Call me prickly, but allow me to recall the scorching heat of July 24, 2010. On that day, a severely autistic young man named Bryan Nevins baked to death inside the van of his Bucks County caretaker, Stacey Strauss. Court records later showed that Strauss was texting and talking with her boyfriend while Nevins died. Strauss was convicted of and jailed for involuntary manslaughter.
Sankey would like to know what Wulu’s state of mind was the day Christina went missing. That morning, she says, while Wulu was in the Sankey home, the doorbell rang. It was Wulu’s husband, who summoned Wulu outside, where the two had a “loud disagreement.”
“Afterward, she acted very odd,” Sankey says. “She said to Christina, ‘We’re leaving.’ That’s the last I saw of my baby.”
Regardless of the cause of Christina’s death, doesn’t it at least warrant a look-see from the D.A.? Given that Wulu’s only job was to provide monitored supervision to Christina? Especially in public, unsecured places?
The one person in an official capacity who seems to grasp the horror of this mess is Arthur Evans, commissioner of the city’s Department of Behavioral Health and Intellectual disAbility Services. (The department makes sure that local agencies like Casmir Care are qualified to provide state-mandated services in Philadelphia.)

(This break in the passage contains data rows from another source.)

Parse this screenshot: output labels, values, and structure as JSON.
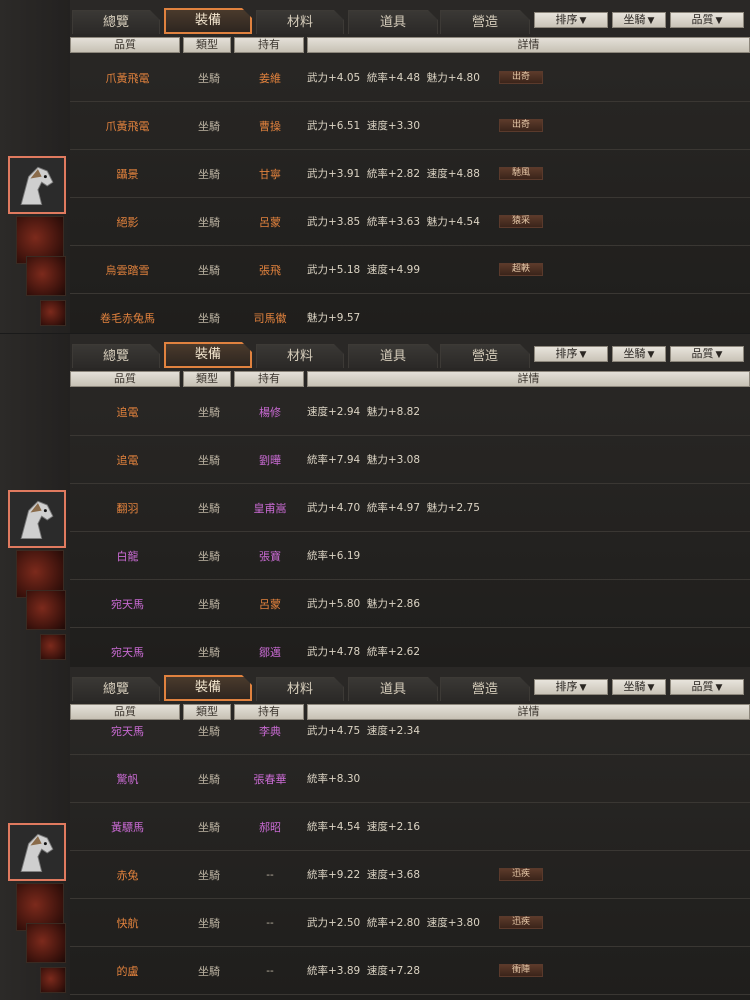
{
  "tabs": [
    "總覽",
    "裝備",
    "材料",
    "道具",
    "營造"
  ],
  "filters": [
    {
      "label": "排序",
      "arrow": "▼"
    },
    {
      "label": "坐騎",
      "arrow": "▼"
    },
    {
      "label": "品質",
      "arrow": "▼"
    }
  ],
  "columns": [
    "品質",
    "類型",
    "持有",
    "詳情"
  ],
  "panels": [
    {
      "rows": [
        {
          "name": "爪黃飛電",
          "name_color": "orange",
          "type": "坐騎",
          "owner": "姜維",
          "owner_color": "orange",
          "detail": "武力+4.05  統率+4.48  魅力+4.80",
          "skill": "出奇"
        },
        {
          "name": "爪黃飛電",
          "name_color": "orange",
          "type": "坐騎",
          "owner": "曹操",
          "owner_color": "orange",
          "detail": "武力+6.51  速度+3.30",
          "skill": "出奇"
        },
        {
          "name": "躡景",
          "name_color": "orange",
          "type": "坐騎",
          "owner": "甘寧",
          "owner_color": "orange",
          "detail": "武力+3.91  統率+2.82  速度+4.88",
          "skill": "馳風"
        },
        {
          "name": "絕影",
          "name_color": "orange",
          "type": "坐騎",
          "owner": "呂蒙",
          "owner_color": "orange",
          "detail": "武力+3.85  統率+3.63  魅力+4.54",
          "skill": "猿采"
        },
        {
          "name": "烏雲踏雪",
          "name_color": "orange",
          "type": "坐騎",
          "owner": "張飛",
          "owner_color": "orange",
          "detail": "武力+5.18  速度+4.99",
          "skill": "超軼"
        },
        {
          "name": "卷毛赤兔馬",
          "name_color": "orange",
          "type": "坐騎",
          "owner": "司馬徽",
          "owner_color": "orange",
          "detail": "魅力+9.57",
          "skill": ""
        }
      ]
    },
    {
      "rows": [
        {
          "name": "追電",
          "name_color": "orange",
          "type": "坐騎",
          "owner": "楊修",
          "owner_color": "purple",
          "detail": "速度+2.94  魅力+8.82",
          "skill": ""
        },
        {
          "name": "追電",
          "name_color": "orange",
          "type": "坐騎",
          "owner": "劉曄",
          "owner_color": "purple",
          "detail": "統率+7.94  魅力+3.08",
          "skill": ""
        },
        {
          "name": "翻羽",
          "name_color": "orange",
          "type": "坐騎",
          "owner": "皇甫嵩",
          "owner_color": "purple",
          "detail": "武力+4.70  統率+4.97  魅力+2.75",
          "skill": ""
        },
        {
          "name": "白龍",
          "name_color": "purple",
          "type": "坐騎",
          "owner": "張寶",
          "owner_color": "purple",
          "detail": "統率+6.19",
          "skill": ""
        },
        {
          "name": "宛天馬",
          "name_color": "purple",
          "type": "坐騎",
          "owner": "呂蒙",
          "owner_color": "orange",
          "detail": "武力+5.80  魅力+2.86",
          "skill": ""
        },
        {
          "name": "宛天馬",
          "name_color": "purple",
          "type": "坐騎",
          "owner": "鄒邁",
          "owner_color": "purple",
          "detail": "武力+4.78  統率+2.62",
          "skill": ""
        }
      ]
    },
    {
      "rows": [
        {
          "name": "宛天馬",
          "name_color": "purple",
          "type": "坐騎",
          "owner": "李典",
          "owner_color": "purple",
          "detail": "武力+4.75  速度+2.34",
          "skill": ""
        },
        {
          "name": "驚帆",
          "name_color": "purple",
          "type": "坐騎",
          "owner": "張春華",
          "owner_color": "purple",
          "detail": "統率+8.30",
          "skill": ""
        },
        {
          "name": "黃驃馬",
          "name_color": "purple",
          "type": "坐騎",
          "owner": "郝昭",
          "owner_color": "purple",
          "detail": "統率+4.54  速度+2.16",
          "skill": ""
        },
        {
          "name": "赤兔",
          "name_color": "orange",
          "type": "坐騎",
          "owner": "--",
          "owner_color": "gray",
          "detail": "統率+9.22  速度+3.68",
          "skill": "迅疾"
        },
        {
          "name": "快航",
          "name_color": "orange",
          "type": "坐騎",
          "owner": "--",
          "owner_color": "gray",
          "detail": "武力+2.50  統率+2.80  速度+3.80",
          "skill": "迅疾"
        },
        {
          "name": "的盧",
          "name_color": "orange",
          "type": "坐騎",
          "owner": "--",
          "owner_color": "gray",
          "detail": "統率+3.89  速度+7.28",
          "skill": "衝陣"
        }
      ]
    }
  ],
  "active_tab_index": 1,
  "selected_slot_index": 0
}
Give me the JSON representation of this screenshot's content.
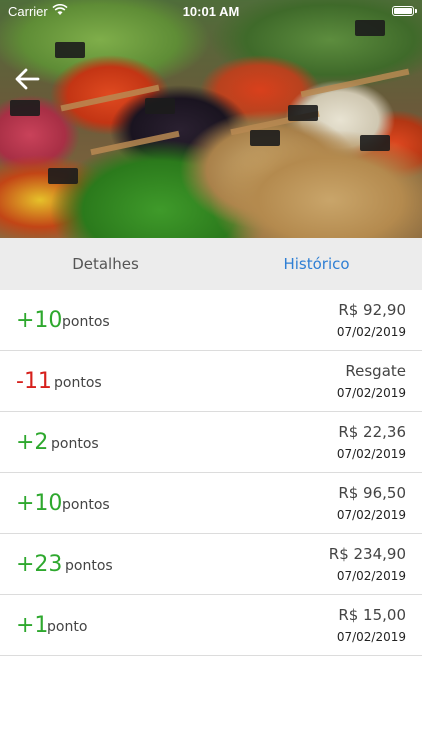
{
  "status_bar": {
    "carrier": "Carrier",
    "time": "10:01 AM"
  },
  "tabs": [
    {
      "label": "Detalhes",
      "active": false
    },
    {
      "label": "Histórico",
      "active": true
    }
  ],
  "colors": {
    "positive": "#2ea82e",
    "negative": "#d6201c",
    "active_tab": "#2f7fd4"
  },
  "history": [
    {
      "points": "+10",
      "unit": "pontos",
      "amount": "R$ 92,90",
      "date": "07/02/2019"
    },
    {
      "points": "-11",
      "unit": "pontos",
      "amount": "Resgate",
      "date": "07/02/2019"
    },
    {
      "points": "+2",
      "unit": "pontos",
      "amount": "R$ 22,36",
      "date": "07/02/2019"
    },
    {
      "points": "+10",
      "unit": "pontos",
      "amount": "R$ 96,50",
      "date": "07/02/2019"
    },
    {
      "points": "+23",
      "unit": "pontos",
      "amount": "R$ 234,90",
      "date": "07/02/2019"
    },
    {
      "points": "+1",
      "unit": "ponto",
      "amount": "R$ 15,00",
      "date": "07/02/2019"
    }
  ]
}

“Like all Philadelphians, we were shocked and saddened to learn of Christina’s tragic and untimely passing,” Evans said in a statement Tuesday – issued a full two weeks after I requested comment from his department. “At DBHIDS, that shock and sadness remains today as we wait to receive crucial reports from the Medical Examiner’s Office and other offices to complete our investigation. We will continue to support the commonwealth to provide them with the information they require to decide what next [steps] are appropriate.”
His concern is too little, too late for Christina’s mother.
“No one cares about my daughter. She was poor, she was disabled. She was not going to set the world on fire. But she was my world,” said Sankey, who lives with her younger daughter, Eliza – also mentally disabled – in Point Breeze. Sankey is by turns fiery and weepy, twisting tissues in her hands as she talks about the daughter she describes as “the most loving child. She would hug you all the time. When she was sick, she would let you know by laying on top of you.”
Christina enjoyed watching old Westerns like “How the West Was Won” and reruns of “Gunsmoke” . . . she loved their old-timey sound tracks. She knew it was lunchtime when the “Judge Mathis” TV show ended. She craved morning coffee and cheese curls. And she was a proud graduate of Furness High School’s special-ed program.
“My hope was that she would learn to print her own name, but she would forget the letters as soon as she wrote them,” Sankey says.
She takes a breath and stares at the red-and-white urn that holds her daughter’s ashes. She says that she talks to the urn every night and apologizes for what happened.
She would talk to Christina’s photos, too, except she gave the best ones to people from Casmir Care when Christina went missing, so they could show them to Macy’s shoppers in hopes of finding her.
On Sankey’s behalf, I drove to Casmir Care, on Parkside Avenue near 49th Street, to retrieve the photos for her. A receptionist referred me, instead, to the agency’s lawyer.
Sankey deserves a more caring response than that. And so does her daughter.